newt cpacNewt Gingrich hasn't announced whether or not he's running for president, but you wouldn't know that from the way he's talking these days.
The former House Speaker and potential 2012 GOP hopeful used his speech at the Conservative Political Action Conference Thursday to directly challenge President Obama.
"Why are we falling behind?" Gingrich asked. Why is our country "in a mess?" Gingrich's answer? The anti-business Obama administration.
Gingrich suggested that Obama's popularity among the American people is tied to the media's biased support for him. "I hate to tell this to our friends at MSNBC," Gingrich said. "But Barack Obama is no Ronald Reagan."
Gingrich helpfully offered the president some advice. He prescribed "7 Steps" to Obama to help him move to the center and really curry favor with conservatives—possibly even end up as a future speaker at CPAC one day, Gingrich suggested. (That is, if Obama earns it, he added.)
Gingrich's steps include repealing "Obamacare," establishing an American energy policy that includes eliminating the EPA, signing tort reform, repealing the "death tax" and other initiatives popular among conservatives.
The former House speaker was regarded as something of a rock star among CPAC attendees. A packed crowd of thousands in the Washington, D.C. hotel ballroom rose to their feet for his entrance to the '80s rock anthem, "Eye of the Tiger." And attendees applauded so frequently during the beginning of his address that Gingrich asked them to hold their reaction so he could actually talk.
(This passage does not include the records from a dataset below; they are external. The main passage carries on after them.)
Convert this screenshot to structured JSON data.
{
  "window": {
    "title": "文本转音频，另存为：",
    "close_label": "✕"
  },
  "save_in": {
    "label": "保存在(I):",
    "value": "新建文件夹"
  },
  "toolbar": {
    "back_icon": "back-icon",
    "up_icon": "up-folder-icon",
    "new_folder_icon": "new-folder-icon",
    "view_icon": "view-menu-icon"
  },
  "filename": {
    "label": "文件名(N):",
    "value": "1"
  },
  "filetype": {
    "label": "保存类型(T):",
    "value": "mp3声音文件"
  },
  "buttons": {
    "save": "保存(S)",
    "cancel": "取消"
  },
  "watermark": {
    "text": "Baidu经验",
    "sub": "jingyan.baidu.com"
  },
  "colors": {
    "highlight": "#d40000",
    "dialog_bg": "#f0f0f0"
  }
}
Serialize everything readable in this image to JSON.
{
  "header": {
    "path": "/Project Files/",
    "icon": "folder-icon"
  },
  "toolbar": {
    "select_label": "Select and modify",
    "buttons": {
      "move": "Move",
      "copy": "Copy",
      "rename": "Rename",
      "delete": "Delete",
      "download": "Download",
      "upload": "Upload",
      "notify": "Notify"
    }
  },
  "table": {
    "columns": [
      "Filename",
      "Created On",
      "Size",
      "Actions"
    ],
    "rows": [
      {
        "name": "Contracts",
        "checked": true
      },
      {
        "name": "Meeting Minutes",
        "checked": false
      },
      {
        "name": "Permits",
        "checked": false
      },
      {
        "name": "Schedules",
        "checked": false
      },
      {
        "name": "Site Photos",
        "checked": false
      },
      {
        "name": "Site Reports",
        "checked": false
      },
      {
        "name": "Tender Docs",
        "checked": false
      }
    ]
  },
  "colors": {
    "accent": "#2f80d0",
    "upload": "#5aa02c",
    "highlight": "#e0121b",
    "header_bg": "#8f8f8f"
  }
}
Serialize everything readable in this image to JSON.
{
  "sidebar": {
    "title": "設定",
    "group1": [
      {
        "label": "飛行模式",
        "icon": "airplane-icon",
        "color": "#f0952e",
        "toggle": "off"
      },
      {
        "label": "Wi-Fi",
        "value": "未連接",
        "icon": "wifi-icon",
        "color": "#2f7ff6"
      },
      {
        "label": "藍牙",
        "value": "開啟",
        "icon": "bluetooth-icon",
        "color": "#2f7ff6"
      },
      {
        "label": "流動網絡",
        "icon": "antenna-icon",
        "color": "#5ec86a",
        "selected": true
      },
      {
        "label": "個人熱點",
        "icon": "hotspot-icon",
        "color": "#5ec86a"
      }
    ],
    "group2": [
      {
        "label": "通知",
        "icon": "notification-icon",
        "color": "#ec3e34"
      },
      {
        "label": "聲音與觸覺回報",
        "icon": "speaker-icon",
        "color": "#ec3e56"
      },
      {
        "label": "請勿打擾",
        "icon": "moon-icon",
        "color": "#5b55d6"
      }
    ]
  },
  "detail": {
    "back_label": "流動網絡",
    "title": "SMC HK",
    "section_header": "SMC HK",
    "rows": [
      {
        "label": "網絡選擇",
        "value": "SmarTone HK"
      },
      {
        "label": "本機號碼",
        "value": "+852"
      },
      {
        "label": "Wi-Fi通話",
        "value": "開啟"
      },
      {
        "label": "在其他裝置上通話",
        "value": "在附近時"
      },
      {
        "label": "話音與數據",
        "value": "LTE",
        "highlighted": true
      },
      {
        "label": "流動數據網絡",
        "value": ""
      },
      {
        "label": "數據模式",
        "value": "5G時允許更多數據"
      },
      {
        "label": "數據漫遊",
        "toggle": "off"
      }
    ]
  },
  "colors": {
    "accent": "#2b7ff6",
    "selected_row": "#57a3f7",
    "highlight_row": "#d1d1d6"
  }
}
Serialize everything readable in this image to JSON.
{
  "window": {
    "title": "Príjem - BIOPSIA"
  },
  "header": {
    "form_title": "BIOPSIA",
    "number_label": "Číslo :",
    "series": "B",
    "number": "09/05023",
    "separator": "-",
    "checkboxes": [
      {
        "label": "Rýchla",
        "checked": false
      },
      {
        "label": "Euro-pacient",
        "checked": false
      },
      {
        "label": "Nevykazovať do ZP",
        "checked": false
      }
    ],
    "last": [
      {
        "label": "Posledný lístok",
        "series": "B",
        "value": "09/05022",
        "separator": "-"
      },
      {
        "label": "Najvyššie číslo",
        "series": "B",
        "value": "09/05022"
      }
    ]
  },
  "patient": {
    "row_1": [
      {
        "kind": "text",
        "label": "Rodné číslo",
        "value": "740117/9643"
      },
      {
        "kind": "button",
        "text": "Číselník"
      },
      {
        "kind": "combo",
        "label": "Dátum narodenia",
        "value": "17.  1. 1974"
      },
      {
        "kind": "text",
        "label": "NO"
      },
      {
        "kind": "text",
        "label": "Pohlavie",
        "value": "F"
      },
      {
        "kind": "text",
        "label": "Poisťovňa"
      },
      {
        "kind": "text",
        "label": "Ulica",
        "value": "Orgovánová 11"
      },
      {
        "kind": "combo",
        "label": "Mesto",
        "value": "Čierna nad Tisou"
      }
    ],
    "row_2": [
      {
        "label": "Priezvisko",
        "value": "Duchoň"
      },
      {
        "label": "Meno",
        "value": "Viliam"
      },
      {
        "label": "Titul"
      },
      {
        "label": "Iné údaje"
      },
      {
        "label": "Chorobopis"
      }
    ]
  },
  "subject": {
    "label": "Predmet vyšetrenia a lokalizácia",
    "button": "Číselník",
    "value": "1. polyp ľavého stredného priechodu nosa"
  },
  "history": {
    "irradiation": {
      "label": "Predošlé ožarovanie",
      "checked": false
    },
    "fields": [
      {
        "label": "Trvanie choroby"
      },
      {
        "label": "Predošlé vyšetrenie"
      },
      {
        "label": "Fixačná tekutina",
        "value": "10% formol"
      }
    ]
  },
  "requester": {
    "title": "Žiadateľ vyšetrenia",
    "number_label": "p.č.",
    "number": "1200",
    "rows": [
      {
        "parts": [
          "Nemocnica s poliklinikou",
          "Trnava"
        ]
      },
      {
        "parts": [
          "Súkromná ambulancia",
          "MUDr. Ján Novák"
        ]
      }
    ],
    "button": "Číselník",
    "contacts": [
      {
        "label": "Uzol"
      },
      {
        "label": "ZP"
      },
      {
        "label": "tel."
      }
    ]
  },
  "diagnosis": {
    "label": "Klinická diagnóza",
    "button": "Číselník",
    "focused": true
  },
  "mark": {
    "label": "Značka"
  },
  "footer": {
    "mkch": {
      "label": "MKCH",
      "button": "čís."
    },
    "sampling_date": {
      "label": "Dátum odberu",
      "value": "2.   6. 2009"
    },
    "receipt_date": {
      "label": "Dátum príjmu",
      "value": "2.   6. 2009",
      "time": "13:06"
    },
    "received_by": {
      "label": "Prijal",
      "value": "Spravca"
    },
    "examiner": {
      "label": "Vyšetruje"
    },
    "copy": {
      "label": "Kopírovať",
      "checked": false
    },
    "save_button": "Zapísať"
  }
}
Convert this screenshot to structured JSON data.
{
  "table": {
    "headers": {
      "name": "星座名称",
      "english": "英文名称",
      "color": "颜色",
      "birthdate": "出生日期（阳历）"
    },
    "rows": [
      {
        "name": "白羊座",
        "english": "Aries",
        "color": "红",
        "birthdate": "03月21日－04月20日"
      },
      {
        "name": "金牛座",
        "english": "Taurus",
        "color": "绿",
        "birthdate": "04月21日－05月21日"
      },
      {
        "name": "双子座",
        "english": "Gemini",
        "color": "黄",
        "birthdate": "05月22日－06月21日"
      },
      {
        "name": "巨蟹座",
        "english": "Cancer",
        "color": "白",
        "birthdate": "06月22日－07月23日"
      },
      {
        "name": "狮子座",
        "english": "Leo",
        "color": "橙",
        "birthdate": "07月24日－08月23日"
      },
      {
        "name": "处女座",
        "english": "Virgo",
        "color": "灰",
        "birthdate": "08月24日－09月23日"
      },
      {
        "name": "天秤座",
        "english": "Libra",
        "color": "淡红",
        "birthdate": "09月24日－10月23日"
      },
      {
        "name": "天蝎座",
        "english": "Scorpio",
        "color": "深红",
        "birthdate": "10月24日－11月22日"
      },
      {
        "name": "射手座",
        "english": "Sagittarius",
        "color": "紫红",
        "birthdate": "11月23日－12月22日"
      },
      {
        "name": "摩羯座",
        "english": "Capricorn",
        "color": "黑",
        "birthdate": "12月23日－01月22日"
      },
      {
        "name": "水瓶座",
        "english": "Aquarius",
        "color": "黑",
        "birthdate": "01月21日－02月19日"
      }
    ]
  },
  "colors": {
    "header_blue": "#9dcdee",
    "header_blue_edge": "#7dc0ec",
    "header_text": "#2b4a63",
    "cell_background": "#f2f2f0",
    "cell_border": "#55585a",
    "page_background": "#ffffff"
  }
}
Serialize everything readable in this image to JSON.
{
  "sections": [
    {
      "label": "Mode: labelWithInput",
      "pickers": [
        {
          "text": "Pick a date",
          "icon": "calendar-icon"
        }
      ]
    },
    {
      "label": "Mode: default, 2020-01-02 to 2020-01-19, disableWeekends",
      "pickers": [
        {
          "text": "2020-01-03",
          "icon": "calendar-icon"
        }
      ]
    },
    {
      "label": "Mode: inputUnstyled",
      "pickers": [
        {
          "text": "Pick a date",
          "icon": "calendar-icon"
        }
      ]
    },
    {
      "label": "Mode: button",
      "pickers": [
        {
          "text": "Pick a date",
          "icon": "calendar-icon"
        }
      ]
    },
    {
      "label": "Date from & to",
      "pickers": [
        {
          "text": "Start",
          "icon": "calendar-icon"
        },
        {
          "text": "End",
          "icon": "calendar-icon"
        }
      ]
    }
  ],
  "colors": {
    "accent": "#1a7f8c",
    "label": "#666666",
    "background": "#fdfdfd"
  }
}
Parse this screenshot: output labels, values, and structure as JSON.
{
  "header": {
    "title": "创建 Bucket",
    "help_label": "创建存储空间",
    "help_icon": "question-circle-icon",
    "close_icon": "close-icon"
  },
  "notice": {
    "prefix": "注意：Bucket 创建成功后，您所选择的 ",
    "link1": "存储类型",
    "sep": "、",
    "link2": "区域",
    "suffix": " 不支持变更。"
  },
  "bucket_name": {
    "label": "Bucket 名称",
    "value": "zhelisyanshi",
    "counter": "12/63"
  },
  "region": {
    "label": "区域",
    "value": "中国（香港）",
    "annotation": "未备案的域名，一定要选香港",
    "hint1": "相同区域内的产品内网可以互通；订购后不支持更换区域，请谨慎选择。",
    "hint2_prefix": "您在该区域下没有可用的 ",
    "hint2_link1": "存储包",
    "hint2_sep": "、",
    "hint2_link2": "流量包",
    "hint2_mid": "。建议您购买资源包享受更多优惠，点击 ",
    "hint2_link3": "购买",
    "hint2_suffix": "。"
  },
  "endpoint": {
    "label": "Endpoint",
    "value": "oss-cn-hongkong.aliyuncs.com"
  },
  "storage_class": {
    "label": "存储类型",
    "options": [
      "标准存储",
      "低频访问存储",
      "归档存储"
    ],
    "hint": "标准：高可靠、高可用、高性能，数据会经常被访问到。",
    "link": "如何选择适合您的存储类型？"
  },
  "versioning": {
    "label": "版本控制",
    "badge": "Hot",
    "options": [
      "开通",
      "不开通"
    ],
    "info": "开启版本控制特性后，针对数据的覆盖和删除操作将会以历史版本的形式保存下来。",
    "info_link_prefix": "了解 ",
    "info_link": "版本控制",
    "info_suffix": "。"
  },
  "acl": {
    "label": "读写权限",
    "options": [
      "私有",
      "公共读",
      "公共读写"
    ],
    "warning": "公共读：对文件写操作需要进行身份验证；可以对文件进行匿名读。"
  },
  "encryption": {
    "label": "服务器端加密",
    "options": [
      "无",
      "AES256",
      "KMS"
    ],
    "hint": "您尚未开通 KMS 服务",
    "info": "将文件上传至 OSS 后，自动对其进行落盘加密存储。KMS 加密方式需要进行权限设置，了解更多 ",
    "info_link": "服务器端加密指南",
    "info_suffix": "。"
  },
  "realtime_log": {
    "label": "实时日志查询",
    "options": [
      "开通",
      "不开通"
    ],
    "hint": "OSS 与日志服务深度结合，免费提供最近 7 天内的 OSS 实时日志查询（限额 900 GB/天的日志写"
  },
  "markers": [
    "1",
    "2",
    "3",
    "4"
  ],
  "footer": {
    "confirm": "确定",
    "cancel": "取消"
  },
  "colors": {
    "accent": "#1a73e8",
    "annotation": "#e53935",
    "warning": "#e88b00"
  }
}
Gingrich's profile at CPAC, which is sponsored by the American Conservative Union, was elevated to an even higher degree this year by the conference's relative lack of starpower. Former Govs. Mike Huckabee and Sarah Palin skipped the conference, leaving former Massachusetts Gov. Mitt Romney as the standout headliner. (One celebrity—real estate mogul Donald Trump—is a last minute addition to the conference, though few are taking him seriously as a presidential contender.)
Many Gingrich supporters said they were pleased by the speech. "He's got core values that we believe in. He just sang our song," attendee Steve Hooper of Fall Branch, Tenn. told The Ticket. "You don't have to guess what he's trying to say when he says it," he added. Both Hooper and his wife said they planned to vote for Gingrich in CPAC's straw poll.
Attendee Paul Johnson of Morristown, N.J. said he was drawn to Gingrich's push for local and state's rights over the federal government. But Johnson won't be voting for Gingrich in this week's poll.
"I'm a little disappointed that Mrs. Palin didn't show up," Johnson said. "People who come here, they want to see [candidates] and that creates buzz." Johnson on Thursday afternoon said he was still debating between voting for Romney or Palin in the poll.
"It would seem to me that Mitt Romney never misses coming here," Johnson said.
(Photo of Gingrich: Alex Brandon/AP)